§ **Your instructions**
Repeat every record below exactly as it appears.

§ **Supplied material**
········
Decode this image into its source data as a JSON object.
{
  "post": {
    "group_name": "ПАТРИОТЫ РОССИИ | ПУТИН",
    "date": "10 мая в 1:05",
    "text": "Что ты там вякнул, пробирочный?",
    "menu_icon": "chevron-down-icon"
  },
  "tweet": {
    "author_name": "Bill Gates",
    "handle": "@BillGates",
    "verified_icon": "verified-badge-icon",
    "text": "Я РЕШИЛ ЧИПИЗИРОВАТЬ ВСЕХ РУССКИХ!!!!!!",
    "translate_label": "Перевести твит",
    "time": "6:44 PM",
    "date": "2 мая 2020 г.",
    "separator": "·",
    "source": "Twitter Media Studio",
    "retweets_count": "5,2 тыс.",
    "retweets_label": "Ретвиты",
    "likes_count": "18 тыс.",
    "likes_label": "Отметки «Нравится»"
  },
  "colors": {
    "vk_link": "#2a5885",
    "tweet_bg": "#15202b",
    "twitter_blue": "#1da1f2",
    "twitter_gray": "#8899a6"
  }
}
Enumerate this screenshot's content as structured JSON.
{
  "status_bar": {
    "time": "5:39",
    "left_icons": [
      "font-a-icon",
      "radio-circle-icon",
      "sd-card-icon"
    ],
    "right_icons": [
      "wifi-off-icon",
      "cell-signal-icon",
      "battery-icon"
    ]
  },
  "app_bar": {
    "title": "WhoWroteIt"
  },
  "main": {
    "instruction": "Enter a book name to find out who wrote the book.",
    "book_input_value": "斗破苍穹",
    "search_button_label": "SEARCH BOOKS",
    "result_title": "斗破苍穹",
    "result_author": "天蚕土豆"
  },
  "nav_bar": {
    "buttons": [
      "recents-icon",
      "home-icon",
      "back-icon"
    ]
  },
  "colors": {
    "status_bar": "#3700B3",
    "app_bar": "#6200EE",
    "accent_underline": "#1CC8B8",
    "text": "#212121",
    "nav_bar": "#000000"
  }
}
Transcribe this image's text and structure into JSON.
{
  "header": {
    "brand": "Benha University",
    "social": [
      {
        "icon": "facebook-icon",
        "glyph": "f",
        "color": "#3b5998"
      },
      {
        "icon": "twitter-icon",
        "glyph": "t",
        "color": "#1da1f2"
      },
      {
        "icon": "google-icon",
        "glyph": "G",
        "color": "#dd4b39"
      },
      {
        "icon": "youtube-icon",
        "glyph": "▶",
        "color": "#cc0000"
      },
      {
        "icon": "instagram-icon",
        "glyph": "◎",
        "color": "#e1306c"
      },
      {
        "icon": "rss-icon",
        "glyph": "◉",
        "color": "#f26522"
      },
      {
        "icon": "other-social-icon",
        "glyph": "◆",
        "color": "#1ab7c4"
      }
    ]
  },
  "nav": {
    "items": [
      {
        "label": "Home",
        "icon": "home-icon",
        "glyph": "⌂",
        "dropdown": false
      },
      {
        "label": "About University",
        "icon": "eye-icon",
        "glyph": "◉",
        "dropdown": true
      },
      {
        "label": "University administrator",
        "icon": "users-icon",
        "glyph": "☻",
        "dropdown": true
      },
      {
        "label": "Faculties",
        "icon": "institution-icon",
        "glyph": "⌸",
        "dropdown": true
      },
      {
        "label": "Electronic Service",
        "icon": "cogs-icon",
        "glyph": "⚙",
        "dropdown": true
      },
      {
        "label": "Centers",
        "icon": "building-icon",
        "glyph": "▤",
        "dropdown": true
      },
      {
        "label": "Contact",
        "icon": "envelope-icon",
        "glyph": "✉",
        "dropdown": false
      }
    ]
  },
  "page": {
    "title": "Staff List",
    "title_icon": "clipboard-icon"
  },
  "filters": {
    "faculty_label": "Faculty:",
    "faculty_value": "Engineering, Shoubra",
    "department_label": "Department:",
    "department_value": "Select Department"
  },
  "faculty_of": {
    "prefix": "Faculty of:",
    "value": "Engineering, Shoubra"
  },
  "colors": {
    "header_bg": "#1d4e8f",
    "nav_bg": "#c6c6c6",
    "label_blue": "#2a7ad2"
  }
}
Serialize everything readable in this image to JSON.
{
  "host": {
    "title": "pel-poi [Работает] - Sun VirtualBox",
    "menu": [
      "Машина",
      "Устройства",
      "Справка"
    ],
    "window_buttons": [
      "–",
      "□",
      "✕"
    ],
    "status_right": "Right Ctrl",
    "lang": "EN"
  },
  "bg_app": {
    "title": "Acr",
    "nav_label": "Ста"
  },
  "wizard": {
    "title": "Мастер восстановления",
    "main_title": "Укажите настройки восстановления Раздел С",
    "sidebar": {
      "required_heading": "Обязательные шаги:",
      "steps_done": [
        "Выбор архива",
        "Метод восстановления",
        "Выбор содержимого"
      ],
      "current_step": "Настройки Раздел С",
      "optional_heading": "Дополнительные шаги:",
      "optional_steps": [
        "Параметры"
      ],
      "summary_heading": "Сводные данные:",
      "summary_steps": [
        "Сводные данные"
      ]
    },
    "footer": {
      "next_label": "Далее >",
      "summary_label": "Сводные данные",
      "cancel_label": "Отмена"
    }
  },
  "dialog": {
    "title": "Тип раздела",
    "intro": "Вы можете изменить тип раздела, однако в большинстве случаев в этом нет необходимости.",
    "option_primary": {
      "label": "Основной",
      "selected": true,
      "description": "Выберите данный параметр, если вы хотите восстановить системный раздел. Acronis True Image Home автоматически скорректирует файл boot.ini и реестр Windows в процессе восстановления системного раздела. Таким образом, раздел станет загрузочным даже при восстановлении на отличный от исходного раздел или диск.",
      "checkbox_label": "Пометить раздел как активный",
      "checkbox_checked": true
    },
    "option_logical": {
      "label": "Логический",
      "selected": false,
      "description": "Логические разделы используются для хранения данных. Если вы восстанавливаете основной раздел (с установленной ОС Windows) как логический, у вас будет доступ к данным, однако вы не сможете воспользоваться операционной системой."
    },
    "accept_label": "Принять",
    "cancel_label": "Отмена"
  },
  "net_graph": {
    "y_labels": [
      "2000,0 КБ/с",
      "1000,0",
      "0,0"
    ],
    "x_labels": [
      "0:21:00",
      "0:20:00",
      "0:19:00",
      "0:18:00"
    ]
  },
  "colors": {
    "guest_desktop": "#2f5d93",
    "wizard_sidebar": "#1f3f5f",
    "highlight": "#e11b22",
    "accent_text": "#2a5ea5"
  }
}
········
§ **Answer**
Decode this image into its source data as a JSON object.
{
  "post": {
    "group_name": "ПАТРИОТЫ РОССИИ | ПУТИН",
    "date": "10 мая в 1:05",
    "text": "Что ты там вякнул, пробирочный?",
    "menu_icon": "chevron-down-icon"
  },
  "tweet": {
    "author_name": "Bill Gates",
    "handle": "@BillGates",
    "verified_icon": "verified-badge-icon",
    "text": "Я РЕШИЛ ЧИПИЗИРОВАТЬ ВСЕХ РУССКИХ!!!!!!",
    "translate_label": "Перевести твит",
    "time": "6:44 PM",
    "date": "2 мая 2020 г.",
    "separator": "·",
    "source": "Twitter Media Studio",
    "retweets_count": "5,2 тыс.",
    "retweets_label": "Ретвиты",
    "likes_count": "18 тыс.",
    "likes_label": "Отметки «Нравится»"
  },
  "colors": {
    "vk_link": "#2a5885",
    "tweet_bg": "#15202b",
    "twitter_blue": "#1da1f2",
    "twitter_gray": "#8899a6"
  }
}
Enumerate this screenshot's content as structured JSON.
{
  "status_bar": {
    "time": "5:39",
    "left_icons": [
      "font-a-icon",
      "radio-circle-icon",
      "sd-card-icon"
    ],
    "right_icons": [
      "wifi-off-icon",
      "cell-signal-icon",
      "battery-icon"
    ]
  },
  "app_bar": {
    "title": "WhoWroteIt"
  },
  "main": {
    "instruction": "Enter a book name to find out who wrote the book.",
    "book_input_value": "斗破苍穹",
    "search_button_label": "SEARCH BOOKS",
    "result_title": "斗破苍穹",
    "result_author": "天蚕土豆"
  },
  "nav_bar": {
    "buttons": [
      "recents-icon",
      "home-icon",
      "back-icon"
    ]
  },
  "colors": {
    "status_bar": "#3700B3",
    "app_bar": "#6200EE",
    "accent_underline": "#1CC8B8",
    "text": "#212121",
    "nav_bar": "#000000"
  }
}
Transcribe this image's text and structure into JSON.
{
  "header": {
    "brand": "Benha University",
    "social": [
      {
        "icon": "facebook-icon",
        "glyph": "f",
        "color": "#3b5998"
      },
      {
        "icon": "twitter-icon",
        "glyph": "t",
        "color": "#1da1f2"
      },
      {
        "icon": "google-icon",
        "glyph": "G",
        "color": "#dd4b39"
      },
      {
        "icon": "youtube-icon",
        "glyph": "▶",
        "color": "#cc0000"
      },
      {
        "icon": "instagram-icon",
        "glyph": "◎",
        "color": "#e1306c"
      },
      {
        "icon": "rss-icon",
        "glyph": "◉",
        "color": "#f26522"
      },
      {
        "icon": "other-social-icon",
        "glyph": "◆",
        "color": "#1ab7c4"
      }
    ]
  },
  "nav": {
    "items": [
      {
        "label": "Home",
        "icon": "home-icon",
        "glyph": "⌂",
        "dropdown": false
      },
      {
        "label": "About University",
        "icon": "eye-icon",
        "glyph": "◉",
        "dropdown": true
      },
      {
        "label": "University administrator",
        "icon": "users-icon",
        "glyph": "☻",
        "dropdown": true
      },
      {
        "label": "Faculties",
        "icon": "institution-icon",
        "glyph": "⌸",
        "dropdown": true
      },
      {
        "label": "Electronic Service",
        "icon": "cogs-icon",
        "glyph": "⚙",
        "dropdown": true
      },
      {
        "label": "Centers",
        "icon": "building-icon",
        "glyph": "▤",
        "dropdown": true
      },
      {
        "label": "Contact",
        "icon": "envelope-icon",
        "glyph": "✉",
        "dropdown": false
      }
    ]
  },
  "page": {
    "title": "Staff List",
    "title_icon": "clipboard-icon"
  },
  "filters": {
    "faculty_label": "Faculty:",
    "faculty_value": "Engineering, Shoubra",
    "department_label": "Department:",
    "department_value": "Select Department"
  },
  "faculty_of": {
    "prefix": "Faculty of:",
    "value": "Engineering, Shoubra"
  },
  "colors": {
    "header_bg": "#1d4e8f",
    "nav_bg": "#c6c6c6",
    "label_blue": "#2a7ad2"
  }
}
Serialize everything readable in this image to JSON.
{
  "host": {
    "title": "pel-poi [Работает] - Sun VirtualBox",
    "menu": [
      "Машина",
      "Устройства",
      "Справка"
    ],
    "window_buttons": [
      "–",
      "□",
      "✕"
    ],
    "status_right": "Right Ctrl",
    "lang": "EN"
  },
  "bg_app": {
    "title": "Acr",
    "nav_label": "Ста"
  },
  "wizard": {
    "title": "Мастер восстановления",
    "main_title": "Укажите настройки восстановления Раздел С",
    "sidebar": {
      "required_heading": "Обязательные шаги:",
      "steps_done": [
        "Выбор архива",
        "Метод восстановления",
        "Выбор содержимого"
      ],
      "current_step": "Настройки Раздел С",
      "optional_heading": "Дополнительные шаги:",
      "optional_steps": [
        "Параметры"
      ],
      "summary_heading": "Сводные данные:",
      "summary_steps": [
        "Сводные данные"
      ]
    },
    "footer": {
      "next_label": "Далее >",
      "summary_label": "Сводные данные",
      "cancel_label": "Отмена"
    }
  },
  "dialog": {
    "title": "Тип раздела",
    "intro": "Вы можете изменить тип раздела, однако в большинстве случаев в этом нет необходимости.",
    "option_primary": {
      "label": "Основной",
      "selected": true,
      "description": "Выберите данный параметр, если вы хотите восстановить системный раздел. Acronis True Image Home автоматически скорректирует файл boot.ini и реестр Windows в процессе восстановления системного раздела. Таким образом, раздел станет загрузочным даже при восстановлении на отличный от исходного раздел или диск.",
      "checkbox_label": "Пометить раздел как активный",
      "checkbox_checked": true
    },
    "option_logical": {
      "label": "Логический",
      "selected": false,
      "description": "Логические разделы используются для хранения данных. Если вы восстанавливаете основной раздел (с установленной ОС Windows) как логический, у вас будет доступ к данным, однако вы не сможете воспользоваться операционной системой."
    },
    "accept_label": "Принять",
    "cancel_label": "Отмена"
  },
  "net_graph": {
    "y_labels": [
      "2000,0 КБ/с",
      "1000,0",
      "0,0"
    ],
    "x_labels": [
      "0:21:00",
      "0:20:00",
      "0:19:00",
      "0:18:00"
    ]
  },
  "colors": {
    "guest_desktop": "#2f5d93",
    "wizard_sidebar": "#1f3f5f",
    "highlight": "#e11b22",
    "accent_text": "#2a5ea5"
  }
}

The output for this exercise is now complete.